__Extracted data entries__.
------------------------------------------------

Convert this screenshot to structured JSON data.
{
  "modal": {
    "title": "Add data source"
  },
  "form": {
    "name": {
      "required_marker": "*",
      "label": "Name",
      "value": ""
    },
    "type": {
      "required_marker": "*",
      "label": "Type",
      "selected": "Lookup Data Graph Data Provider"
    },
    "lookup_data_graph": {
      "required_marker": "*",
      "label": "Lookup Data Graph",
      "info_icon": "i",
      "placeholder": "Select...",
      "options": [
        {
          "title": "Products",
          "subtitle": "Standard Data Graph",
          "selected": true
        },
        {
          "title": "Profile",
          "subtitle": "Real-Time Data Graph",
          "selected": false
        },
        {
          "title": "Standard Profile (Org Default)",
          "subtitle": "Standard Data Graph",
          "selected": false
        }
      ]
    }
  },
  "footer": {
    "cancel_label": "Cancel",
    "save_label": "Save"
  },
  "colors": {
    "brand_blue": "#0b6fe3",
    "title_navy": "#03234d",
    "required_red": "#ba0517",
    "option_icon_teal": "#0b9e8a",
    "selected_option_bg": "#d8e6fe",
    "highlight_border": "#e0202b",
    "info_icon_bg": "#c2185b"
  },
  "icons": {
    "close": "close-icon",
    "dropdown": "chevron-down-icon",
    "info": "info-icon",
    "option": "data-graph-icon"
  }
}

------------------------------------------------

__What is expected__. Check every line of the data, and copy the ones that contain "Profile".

__Solved exercise__.
          "title": "Profile",
          "title": "Standard Profile (Org Default)",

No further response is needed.